**YOUR GOAL:**
Wherever the string "JSON" turns up in the data, copy the whole line.

[Items from an interface collection]
+ + + + +

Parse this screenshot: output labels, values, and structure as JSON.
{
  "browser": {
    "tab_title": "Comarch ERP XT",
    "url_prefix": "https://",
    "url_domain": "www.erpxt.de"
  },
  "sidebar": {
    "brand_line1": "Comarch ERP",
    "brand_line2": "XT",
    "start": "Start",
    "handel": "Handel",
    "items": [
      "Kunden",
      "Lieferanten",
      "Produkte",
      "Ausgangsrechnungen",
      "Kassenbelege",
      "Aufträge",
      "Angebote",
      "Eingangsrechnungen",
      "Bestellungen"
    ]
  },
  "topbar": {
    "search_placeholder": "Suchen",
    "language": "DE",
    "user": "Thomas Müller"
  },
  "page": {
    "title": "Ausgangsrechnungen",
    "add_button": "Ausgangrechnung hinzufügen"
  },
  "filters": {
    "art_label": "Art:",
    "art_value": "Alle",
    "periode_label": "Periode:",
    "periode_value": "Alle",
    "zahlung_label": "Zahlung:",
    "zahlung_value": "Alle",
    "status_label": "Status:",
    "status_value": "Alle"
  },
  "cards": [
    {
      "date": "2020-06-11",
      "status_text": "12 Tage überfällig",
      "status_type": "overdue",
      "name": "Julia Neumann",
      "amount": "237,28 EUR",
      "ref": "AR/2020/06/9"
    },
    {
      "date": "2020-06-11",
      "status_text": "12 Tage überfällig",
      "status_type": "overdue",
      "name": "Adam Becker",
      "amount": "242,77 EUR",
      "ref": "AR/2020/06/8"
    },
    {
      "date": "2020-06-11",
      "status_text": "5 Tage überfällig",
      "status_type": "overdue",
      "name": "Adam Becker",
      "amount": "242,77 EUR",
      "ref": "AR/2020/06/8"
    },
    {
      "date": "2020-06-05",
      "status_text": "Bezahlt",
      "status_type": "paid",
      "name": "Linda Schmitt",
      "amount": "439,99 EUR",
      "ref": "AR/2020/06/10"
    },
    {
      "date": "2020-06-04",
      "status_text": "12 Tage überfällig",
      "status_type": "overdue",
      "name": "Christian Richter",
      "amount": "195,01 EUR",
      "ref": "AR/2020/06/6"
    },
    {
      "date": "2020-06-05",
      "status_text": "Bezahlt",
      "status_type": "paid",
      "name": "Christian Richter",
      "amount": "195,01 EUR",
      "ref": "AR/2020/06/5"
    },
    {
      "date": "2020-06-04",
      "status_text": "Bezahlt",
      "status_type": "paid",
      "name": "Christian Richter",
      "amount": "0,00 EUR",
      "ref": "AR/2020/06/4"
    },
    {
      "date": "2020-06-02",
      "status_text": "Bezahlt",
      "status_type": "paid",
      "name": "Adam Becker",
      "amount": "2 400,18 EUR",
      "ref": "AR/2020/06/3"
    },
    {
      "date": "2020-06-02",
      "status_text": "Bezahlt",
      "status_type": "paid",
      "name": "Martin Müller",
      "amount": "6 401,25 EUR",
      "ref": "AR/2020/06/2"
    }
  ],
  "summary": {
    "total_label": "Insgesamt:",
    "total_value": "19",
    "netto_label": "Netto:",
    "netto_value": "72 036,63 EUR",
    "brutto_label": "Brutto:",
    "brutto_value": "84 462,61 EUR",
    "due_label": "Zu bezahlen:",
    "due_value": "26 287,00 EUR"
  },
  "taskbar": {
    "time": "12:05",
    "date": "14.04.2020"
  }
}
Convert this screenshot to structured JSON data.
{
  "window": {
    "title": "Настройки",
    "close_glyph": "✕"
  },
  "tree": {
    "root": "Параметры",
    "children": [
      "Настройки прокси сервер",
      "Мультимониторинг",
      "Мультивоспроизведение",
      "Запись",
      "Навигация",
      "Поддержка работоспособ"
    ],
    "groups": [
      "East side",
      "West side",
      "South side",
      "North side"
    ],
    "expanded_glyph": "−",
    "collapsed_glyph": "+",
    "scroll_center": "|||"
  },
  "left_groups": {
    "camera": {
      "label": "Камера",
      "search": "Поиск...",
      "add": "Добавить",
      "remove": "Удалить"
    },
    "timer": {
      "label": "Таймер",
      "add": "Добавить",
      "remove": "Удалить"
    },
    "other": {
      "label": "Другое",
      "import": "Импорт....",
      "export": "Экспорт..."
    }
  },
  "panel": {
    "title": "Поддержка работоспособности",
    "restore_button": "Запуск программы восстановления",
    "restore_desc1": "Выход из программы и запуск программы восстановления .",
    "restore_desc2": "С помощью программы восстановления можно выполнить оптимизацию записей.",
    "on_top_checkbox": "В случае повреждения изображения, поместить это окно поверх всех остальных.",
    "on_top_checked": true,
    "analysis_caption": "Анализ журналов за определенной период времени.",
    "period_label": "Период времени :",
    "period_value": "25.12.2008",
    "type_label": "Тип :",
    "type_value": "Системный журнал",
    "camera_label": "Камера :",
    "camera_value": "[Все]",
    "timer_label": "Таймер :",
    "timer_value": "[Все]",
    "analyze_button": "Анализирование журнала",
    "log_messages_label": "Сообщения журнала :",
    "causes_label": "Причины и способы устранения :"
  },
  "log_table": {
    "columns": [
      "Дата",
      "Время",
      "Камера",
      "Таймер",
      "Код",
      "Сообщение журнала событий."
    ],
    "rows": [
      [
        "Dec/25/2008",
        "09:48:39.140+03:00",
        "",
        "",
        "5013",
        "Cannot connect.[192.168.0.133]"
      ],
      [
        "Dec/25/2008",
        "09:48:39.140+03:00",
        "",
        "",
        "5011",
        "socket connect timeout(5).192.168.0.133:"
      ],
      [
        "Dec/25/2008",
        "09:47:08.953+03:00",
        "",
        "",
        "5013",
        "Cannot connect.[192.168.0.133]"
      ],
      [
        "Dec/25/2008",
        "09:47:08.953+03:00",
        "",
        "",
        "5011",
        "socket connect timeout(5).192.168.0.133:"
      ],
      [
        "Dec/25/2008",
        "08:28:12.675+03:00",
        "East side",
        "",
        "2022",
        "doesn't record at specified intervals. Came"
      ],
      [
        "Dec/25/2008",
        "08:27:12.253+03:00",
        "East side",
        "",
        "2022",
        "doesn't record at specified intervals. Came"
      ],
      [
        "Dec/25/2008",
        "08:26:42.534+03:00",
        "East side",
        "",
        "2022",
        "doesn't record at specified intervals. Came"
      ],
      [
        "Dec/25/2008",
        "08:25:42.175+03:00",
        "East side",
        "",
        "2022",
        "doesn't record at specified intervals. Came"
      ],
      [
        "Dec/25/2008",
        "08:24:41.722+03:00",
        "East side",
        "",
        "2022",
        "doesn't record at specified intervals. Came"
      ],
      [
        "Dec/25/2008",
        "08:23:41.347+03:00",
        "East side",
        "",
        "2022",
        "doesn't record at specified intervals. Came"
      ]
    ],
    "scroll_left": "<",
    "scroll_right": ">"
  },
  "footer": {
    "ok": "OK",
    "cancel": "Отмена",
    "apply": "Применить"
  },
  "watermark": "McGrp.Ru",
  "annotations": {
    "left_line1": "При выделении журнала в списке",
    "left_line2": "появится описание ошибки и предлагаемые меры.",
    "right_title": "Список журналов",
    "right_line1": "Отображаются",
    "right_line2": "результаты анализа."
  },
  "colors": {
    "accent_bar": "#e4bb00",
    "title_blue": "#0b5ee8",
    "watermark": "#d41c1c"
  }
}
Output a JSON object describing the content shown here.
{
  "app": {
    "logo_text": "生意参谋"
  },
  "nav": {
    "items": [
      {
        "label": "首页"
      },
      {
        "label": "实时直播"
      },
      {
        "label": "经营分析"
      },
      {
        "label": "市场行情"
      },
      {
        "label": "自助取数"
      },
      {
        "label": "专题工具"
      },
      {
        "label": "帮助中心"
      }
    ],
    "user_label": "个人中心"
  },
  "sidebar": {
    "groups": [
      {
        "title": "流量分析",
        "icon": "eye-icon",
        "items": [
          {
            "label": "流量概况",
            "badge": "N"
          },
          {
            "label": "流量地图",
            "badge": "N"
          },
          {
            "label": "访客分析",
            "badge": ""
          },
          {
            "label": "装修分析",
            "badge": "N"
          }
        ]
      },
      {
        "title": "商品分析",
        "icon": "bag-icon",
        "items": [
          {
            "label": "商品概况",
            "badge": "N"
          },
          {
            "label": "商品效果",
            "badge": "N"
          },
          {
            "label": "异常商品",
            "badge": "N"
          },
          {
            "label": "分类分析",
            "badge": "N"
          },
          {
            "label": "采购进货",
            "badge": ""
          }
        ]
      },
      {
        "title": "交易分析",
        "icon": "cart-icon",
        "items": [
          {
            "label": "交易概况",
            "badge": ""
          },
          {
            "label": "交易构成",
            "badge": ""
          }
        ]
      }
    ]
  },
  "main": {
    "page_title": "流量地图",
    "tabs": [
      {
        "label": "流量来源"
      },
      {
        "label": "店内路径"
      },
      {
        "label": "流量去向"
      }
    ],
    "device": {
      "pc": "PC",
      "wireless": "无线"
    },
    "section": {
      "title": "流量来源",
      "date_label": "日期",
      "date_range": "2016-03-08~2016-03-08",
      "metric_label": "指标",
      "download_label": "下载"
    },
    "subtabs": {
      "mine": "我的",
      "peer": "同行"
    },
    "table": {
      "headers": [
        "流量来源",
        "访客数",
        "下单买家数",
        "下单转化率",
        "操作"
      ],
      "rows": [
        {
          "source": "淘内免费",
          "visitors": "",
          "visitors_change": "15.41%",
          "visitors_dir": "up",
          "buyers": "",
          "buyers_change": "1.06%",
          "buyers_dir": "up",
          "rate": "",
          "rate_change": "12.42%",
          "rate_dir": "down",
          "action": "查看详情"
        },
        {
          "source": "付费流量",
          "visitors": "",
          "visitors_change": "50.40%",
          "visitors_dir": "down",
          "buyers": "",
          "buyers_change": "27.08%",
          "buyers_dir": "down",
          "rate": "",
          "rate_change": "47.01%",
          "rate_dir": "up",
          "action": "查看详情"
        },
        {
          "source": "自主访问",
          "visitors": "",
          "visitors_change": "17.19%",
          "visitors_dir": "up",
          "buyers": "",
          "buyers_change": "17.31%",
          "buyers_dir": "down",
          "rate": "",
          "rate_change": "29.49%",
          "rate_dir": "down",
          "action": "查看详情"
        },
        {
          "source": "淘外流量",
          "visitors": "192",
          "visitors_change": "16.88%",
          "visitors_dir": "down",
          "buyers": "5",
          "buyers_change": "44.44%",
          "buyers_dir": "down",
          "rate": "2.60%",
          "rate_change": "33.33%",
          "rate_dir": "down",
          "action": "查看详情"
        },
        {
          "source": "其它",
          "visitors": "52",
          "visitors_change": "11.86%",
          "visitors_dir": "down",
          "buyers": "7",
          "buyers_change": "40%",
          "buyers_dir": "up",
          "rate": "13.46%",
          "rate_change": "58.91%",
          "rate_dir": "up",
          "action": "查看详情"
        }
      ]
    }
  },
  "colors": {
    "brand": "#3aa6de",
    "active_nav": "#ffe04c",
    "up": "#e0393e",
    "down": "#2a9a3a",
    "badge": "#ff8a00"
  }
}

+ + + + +

**OUTPUT OF THE TASK:**
Parse this screenshot: output labels, values, and structure as JSON.
Convert this screenshot to structured JSON data.
Output a JSON object describing the content shown here.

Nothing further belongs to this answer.